If a line below contains the string "true", return that line.

[Source records]
◇ ◇ ◇ ◇

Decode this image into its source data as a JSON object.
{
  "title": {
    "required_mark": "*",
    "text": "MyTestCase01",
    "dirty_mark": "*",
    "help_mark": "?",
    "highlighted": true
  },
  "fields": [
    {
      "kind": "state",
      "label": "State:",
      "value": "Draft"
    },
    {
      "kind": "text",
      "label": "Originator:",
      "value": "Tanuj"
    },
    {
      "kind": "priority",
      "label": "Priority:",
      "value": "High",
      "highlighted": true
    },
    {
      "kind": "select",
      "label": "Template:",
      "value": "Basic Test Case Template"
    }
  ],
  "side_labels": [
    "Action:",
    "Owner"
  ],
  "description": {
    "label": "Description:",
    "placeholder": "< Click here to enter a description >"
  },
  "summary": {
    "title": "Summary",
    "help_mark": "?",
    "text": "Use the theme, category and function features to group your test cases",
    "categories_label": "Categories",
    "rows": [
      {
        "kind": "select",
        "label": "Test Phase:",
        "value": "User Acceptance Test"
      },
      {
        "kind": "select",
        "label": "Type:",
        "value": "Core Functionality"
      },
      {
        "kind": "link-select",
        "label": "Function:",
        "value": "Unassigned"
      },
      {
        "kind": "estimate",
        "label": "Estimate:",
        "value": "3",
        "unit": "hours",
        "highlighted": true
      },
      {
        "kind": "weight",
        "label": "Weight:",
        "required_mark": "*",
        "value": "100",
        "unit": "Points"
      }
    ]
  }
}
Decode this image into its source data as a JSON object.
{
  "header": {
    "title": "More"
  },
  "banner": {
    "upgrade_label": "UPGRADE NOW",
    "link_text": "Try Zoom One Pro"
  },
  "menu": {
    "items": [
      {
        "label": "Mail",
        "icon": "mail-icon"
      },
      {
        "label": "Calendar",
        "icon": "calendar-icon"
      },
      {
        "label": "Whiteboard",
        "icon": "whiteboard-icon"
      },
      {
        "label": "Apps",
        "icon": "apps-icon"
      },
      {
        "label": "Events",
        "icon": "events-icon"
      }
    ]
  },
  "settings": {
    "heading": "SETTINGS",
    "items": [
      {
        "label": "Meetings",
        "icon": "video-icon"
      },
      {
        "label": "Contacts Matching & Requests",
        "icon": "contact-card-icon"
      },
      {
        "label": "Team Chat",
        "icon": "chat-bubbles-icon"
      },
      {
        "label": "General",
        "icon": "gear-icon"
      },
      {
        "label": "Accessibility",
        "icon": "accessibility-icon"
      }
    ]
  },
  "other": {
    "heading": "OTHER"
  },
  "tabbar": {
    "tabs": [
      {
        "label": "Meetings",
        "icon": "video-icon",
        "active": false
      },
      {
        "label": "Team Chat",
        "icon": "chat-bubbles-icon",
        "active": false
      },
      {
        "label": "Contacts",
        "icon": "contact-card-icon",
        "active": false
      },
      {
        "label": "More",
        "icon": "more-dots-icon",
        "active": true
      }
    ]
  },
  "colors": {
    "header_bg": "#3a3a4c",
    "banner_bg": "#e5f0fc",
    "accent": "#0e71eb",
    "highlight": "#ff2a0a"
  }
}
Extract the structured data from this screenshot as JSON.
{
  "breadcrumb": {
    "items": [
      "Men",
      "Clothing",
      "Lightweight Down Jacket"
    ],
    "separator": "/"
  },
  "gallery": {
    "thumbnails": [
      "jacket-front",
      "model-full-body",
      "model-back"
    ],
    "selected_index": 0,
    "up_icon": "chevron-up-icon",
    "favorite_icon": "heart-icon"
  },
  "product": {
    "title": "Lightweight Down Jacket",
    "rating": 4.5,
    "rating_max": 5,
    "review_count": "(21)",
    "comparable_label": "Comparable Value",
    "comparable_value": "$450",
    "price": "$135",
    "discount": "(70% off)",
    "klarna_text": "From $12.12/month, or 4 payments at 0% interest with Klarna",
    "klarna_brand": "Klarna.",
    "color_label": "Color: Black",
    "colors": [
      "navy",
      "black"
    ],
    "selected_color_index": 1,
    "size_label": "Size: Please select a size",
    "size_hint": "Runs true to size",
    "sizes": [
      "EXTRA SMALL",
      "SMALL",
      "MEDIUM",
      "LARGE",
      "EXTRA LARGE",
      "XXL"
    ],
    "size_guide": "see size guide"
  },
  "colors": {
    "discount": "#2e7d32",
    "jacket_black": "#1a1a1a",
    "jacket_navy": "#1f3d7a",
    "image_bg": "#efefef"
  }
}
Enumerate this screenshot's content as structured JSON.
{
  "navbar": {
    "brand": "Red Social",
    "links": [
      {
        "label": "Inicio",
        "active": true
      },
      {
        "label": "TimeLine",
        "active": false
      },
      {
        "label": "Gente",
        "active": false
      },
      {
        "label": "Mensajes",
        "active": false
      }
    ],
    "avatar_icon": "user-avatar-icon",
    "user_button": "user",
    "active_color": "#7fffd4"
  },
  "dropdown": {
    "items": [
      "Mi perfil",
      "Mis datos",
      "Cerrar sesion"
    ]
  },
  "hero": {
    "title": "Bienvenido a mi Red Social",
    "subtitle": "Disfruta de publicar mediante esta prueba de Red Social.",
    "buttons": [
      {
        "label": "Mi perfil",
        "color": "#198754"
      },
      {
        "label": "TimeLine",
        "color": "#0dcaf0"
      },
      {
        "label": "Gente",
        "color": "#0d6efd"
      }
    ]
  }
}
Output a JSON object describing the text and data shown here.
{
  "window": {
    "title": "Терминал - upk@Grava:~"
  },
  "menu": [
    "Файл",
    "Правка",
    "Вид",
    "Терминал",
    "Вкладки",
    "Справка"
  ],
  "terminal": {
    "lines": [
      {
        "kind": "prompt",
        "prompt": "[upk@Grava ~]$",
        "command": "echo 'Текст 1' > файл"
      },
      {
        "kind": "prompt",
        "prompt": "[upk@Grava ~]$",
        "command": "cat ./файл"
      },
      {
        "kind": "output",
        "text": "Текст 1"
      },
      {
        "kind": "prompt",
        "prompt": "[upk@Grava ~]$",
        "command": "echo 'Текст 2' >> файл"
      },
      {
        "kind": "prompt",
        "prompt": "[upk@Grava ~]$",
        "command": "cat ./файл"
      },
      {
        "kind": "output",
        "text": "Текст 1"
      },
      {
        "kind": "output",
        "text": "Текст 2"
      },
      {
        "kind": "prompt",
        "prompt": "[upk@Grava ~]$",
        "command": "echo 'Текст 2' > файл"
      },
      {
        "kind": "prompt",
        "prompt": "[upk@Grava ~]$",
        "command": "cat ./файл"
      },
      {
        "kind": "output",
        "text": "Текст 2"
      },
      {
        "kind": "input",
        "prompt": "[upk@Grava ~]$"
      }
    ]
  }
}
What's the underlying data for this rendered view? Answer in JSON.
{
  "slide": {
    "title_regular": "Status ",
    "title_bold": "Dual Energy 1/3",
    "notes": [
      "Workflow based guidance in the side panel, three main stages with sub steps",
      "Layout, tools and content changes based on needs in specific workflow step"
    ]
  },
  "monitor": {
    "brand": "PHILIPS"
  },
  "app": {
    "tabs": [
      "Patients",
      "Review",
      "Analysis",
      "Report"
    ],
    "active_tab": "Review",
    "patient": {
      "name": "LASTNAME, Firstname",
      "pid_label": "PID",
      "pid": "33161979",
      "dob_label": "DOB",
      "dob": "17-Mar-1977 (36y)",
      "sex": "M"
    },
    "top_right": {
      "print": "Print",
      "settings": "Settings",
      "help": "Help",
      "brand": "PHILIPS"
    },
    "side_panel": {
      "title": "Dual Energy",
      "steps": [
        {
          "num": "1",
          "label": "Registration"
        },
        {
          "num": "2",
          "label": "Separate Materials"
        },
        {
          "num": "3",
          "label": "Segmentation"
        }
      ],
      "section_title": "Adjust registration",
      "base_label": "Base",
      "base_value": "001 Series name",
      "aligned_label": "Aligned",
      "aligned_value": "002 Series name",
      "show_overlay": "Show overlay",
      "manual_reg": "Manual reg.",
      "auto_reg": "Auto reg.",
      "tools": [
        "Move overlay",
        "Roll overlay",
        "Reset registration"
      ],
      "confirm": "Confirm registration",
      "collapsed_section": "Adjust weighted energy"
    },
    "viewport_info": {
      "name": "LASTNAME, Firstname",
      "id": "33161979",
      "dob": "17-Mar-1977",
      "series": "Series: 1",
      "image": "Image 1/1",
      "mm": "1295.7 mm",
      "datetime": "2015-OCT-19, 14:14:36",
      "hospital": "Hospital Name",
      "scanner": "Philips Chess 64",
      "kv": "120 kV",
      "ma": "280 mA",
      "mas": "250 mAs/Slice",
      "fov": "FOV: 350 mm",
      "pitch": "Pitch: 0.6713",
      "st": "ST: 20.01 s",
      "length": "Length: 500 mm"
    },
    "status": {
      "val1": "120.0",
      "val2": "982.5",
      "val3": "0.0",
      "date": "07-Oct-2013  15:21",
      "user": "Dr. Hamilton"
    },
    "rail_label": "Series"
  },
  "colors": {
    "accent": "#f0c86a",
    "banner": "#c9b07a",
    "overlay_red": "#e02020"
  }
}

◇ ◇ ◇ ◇

◆ **Solution for this problem**
    "highlighted": true
      "highlighted": true
        "highlighted": true
        "active": true
    "size_hint": "Runs true to size",
        "active": true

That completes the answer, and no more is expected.